Scan the lines below for the string "icon" and copy every one that has it.

** Opening DATASET RECORDS block **

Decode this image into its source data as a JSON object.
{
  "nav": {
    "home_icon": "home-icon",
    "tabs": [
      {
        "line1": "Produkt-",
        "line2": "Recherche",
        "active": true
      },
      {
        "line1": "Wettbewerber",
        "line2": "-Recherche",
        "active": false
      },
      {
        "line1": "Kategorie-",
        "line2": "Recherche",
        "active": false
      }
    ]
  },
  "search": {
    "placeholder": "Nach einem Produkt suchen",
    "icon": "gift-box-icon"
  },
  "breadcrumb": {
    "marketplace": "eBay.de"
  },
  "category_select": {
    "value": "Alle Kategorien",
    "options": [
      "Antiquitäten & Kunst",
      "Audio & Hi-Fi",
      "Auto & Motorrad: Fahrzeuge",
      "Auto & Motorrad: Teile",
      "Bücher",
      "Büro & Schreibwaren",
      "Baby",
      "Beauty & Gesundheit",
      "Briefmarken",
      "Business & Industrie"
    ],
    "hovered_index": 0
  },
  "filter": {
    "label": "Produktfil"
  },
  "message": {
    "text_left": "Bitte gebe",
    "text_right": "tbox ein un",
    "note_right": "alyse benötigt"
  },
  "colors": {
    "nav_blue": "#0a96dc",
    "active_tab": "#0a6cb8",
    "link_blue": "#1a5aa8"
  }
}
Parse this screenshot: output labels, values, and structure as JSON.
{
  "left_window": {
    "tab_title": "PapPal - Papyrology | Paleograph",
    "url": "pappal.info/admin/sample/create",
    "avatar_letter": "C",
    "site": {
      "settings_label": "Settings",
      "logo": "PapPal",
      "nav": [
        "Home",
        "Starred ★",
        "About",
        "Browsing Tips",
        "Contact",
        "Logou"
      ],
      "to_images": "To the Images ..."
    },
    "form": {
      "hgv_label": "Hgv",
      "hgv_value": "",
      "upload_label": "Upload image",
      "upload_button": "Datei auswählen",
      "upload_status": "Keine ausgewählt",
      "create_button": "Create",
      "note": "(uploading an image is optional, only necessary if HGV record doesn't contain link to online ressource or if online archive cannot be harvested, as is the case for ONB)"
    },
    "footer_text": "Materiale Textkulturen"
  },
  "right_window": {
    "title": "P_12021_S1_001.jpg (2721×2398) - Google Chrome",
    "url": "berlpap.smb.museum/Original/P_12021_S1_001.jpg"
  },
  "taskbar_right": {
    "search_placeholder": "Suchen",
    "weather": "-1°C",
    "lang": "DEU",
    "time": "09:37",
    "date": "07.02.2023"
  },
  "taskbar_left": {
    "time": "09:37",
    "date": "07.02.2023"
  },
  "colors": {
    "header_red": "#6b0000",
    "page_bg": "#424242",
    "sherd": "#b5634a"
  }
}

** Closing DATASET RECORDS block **
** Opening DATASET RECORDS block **

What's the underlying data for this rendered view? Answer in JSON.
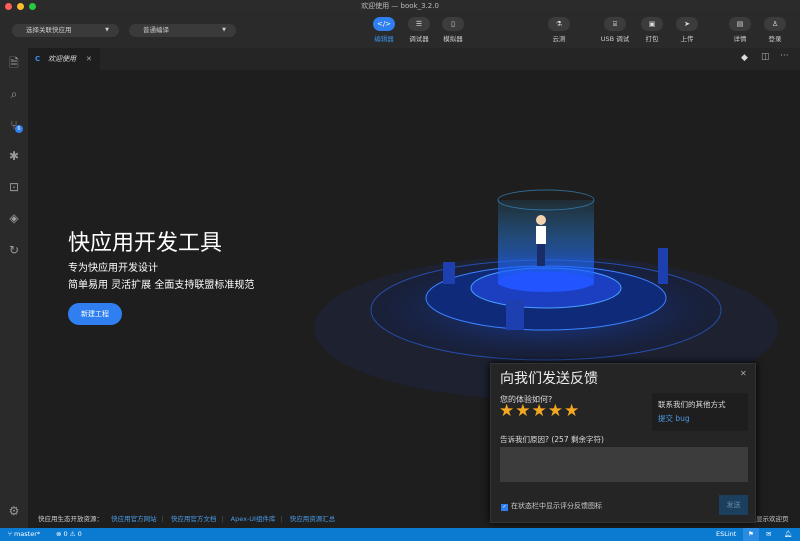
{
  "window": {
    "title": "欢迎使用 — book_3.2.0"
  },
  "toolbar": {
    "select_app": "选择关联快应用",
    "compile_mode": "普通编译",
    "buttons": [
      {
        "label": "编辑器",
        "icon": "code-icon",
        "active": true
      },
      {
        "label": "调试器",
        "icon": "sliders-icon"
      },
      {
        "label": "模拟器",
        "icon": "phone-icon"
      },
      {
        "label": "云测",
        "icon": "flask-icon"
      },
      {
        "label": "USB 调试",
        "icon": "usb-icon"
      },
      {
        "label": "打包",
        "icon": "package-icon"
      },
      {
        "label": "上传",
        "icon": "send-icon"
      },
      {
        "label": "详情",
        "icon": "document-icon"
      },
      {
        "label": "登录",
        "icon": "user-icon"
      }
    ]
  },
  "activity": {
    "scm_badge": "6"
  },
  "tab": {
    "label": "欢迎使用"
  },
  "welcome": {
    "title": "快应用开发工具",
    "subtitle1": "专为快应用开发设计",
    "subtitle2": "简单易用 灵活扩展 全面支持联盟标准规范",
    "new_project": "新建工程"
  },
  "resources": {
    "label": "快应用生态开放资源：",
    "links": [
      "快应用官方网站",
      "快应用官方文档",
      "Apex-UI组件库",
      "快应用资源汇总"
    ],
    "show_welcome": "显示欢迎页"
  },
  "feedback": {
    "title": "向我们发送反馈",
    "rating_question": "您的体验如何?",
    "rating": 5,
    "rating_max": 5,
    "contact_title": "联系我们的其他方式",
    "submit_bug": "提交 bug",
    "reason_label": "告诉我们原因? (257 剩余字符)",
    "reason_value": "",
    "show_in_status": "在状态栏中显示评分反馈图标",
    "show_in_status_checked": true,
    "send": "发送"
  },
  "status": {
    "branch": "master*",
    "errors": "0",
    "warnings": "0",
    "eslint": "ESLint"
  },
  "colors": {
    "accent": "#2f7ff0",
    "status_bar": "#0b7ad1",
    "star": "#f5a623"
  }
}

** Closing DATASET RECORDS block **

### ANSWER BELOW
    "home_icon": "home-icon",
    "icon": "gift-box-icon"
        "icon": "code-icon",
        "icon": "sliders-icon"
        "icon": "phone-icon"
        "icon": "flask-icon"
        "icon": "usb-icon"
        "icon": "package-icon"
        "icon": "send-icon"
        "icon": "document-icon"
        "icon": "user-icon"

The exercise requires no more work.